Required work: A word-for-word restatement of the listing is the only acceptable answer.
Content starts
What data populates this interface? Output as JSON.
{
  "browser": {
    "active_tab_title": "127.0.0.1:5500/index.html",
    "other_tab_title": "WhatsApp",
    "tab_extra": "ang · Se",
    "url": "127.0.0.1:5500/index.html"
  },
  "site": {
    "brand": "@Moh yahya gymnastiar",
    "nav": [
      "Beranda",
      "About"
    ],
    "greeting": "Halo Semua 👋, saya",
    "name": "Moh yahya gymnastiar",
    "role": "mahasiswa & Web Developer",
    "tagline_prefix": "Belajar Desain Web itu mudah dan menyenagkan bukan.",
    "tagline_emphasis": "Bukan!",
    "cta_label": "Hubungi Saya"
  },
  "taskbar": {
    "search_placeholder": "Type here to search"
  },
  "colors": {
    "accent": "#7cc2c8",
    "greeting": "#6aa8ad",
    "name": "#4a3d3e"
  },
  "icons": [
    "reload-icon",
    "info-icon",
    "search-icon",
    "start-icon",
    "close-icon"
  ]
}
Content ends
The answer:
What data populates this interface? Output as JSON.
{
  "browser": {
    "active_tab_title": "127.0.0.1:5500/index.html",
    "other_tab_title": "WhatsApp",
    "tab_extra": "ang · Se",
    "url": "127.0.0.1:5500/index.html"
  },
  "site": {
    "brand": "@Moh yahya gymnastiar",
    "nav": [
      "Beranda",
      "About"
    ],
    "greeting": "Halo Semua 👋, saya",
    "name": "Moh yahya gymnastiar",
    "role": "mahasiswa & Web Developer",
    "tagline_prefix": "Belajar Desain Web itu mudah dan menyenagkan bukan.",
    "tagline_emphasis": "Bukan!",
    "cta_label": "Hubungi Saya"
  },
  "taskbar": {
    "search_placeholder": "Type here to search"
  },
  "colors": {
    "accent": "#7cc2c8",
    "greeting": "#6aa8ad",
    "name": "#4a3d3e"
  },
  "icons": [
    "reload-icon",
    "info-icon",
    "search-icon",
    "start-icon",
    "close-icon"
  ]
}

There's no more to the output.